Sink/Float Experiment

A science demonstration which is safe, (almost) always works, and allows kids to be involved. Teacher: Shirley, what do you think this crayon will do in the water? Precocious 4 year old Shirley: Dissolve.



Children ages 5 and up can give the materials that the objects are made out ofCog. I
Children between the ages of 4-5 can help with problem solving: able to detect properties of objects in water will sink or float Cog. I
Children between the ages of 3-4 can use weight to describe an object Cog. I
and children 2-3 can give use of objects by pointing or gesturing Cog. I
And children 1-2 years can identify simple objects Lang. IB


Large fish bowl; familiar objects such as apple, banana, wooden block, small glass, bottle with lid, scissors (metal), paper cup, sponge, plastic toy, wooden toy, rubber ball, pencil, pen, rock, plastic fork, shell, etc. with easily identifiable composition, i.e. wood, food, metal, plastic, stone. (Don't use crayons. Wax crayons float, but pressed crayons sink. It's confusing.)


LANGUAGE TO EMPHASIZE: Sink, float, top, bottom, wet, dry.

1. Seat children in a semi-circle around a small table. Place water on the table. Have all of the objects in a bag.

2. Choose one child to pick an object out of the bag. Ask the other children to name the object, describe its use, and identify the material(s) it's made of.

3. Ask the group to guess whether the object will sink or float. Take a vote and count. Have the child drop the object into the bowl. See if it sinks or floats.

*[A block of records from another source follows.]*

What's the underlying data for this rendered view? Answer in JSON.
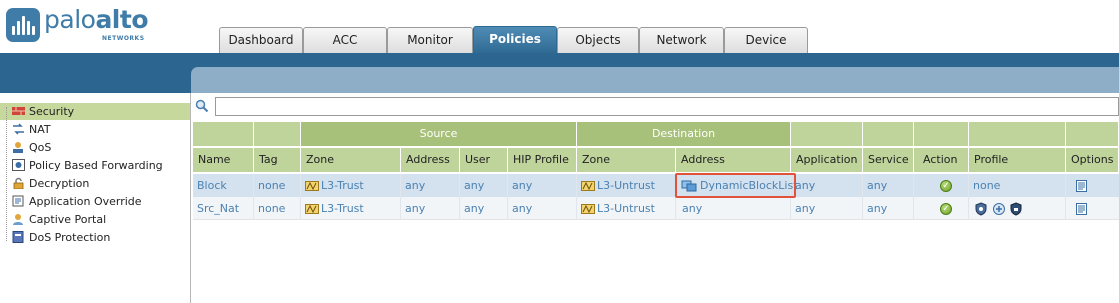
{
  "brand": {
    "word_light": "palo",
    "word_bold": "alto",
    "sub": "NETWORKS"
  },
  "nav_tabs": [
    {
      "label": "Dashboard",
      "active": false
    },
    {
      "label": "ACC",
      "active": false
    },
    {
      "label": "Monitor",
      "active": false
    },
    {
      "label": "Policies",
      "active": true
    },
    {
      "label": "Objects",
      "active": false
    },
    {
      "label": "Network",
      "active": false
    },
    {
      "label": "Device",
      "active": false
    }
  ],
  "sidebar": {
    "items": [
      {
        "label": "Security",
        "icon": "security-rule-icon",
        "active": true
      },
      {
        "label": "NAT",
        "icon": "nat-icon",
        "active": false
      },
      {
        "label": "QoS",
        "icon": "qos-icon",
        "active": false
      },
      {
        "label": "Policy Based Forwarding",
        "icon": "pbf-icon",
        "active": false
      },
      {
        "label": "Decryption",
        "icon": "lock-icon",
        "active": false
      },
      {
        "label": "Application Override",
        "icon": "app-override-icon",
        "active": false
      },
      {
        "label": "Captive Portal",
        "icon": "portal-icon",
        "active": false
      },
      {
        "label": "DoS Protection",
        "icon": "dos-icon",
        "active": false
      }
    ]
  },
  "search": {
    "placeholder": "",
    "value": ""
  },
  "table": {
    "groups": {
      "source": "Source",
      "destination": "Destination"
    },
    "columns": [
      "Name",
      "Tag",
      "Zone",
      "Address",
      "User",
      "HIP Profile",
      "Zone",
      "Address",
      "Application",
      "Service",
      "Action",
      "Profile",
      "Options"
    ],
    "rows": [
      {
        "name": "Block",
        "tag": "none",
        "src_zone": "L3-Trust",
        "src_address": "any",
        "user": "any",
        "hip": "any",
        "dst_zone": "L3-Untrust",
        "dst_address": "DynamicBlockList",
        "application": "any",
        "service": "any",
        "action": "allow",
        "profile": "none"
      },
      {
        "name": "Src_Nat",
        "tag": "none",
        "src_zone": "L3-Trust",
        "src_address": "any",
        "user": "any",
        "hip": "any",
        "dst_zone": "L3-Untrust",
        "dst_address": "any",
        "application": "any",
        "service": "any",
        "action": "allow",
        "profile": ""
      }
    ]
  },
  "colors": {
    "brand_blue": "#3f7ca8",
    "band_blue": "#2c6690",
    "header_green": "#bfd49b",
    "link_blue": "#4b82b2",
    "highlight": "#e0533a"
  }
}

4. Proceed in this fashion, dividing the things that have already been tested into two groups on the table. Help children define classifications by reviewing the compositions of each group of objects. Discuss and compare composition of tested objects with the new object drawn from the bag, e.g. "This toothpick is made of wood and it floated in the water. This block is made of wood, too. What do you think the wooden block will do in the water?"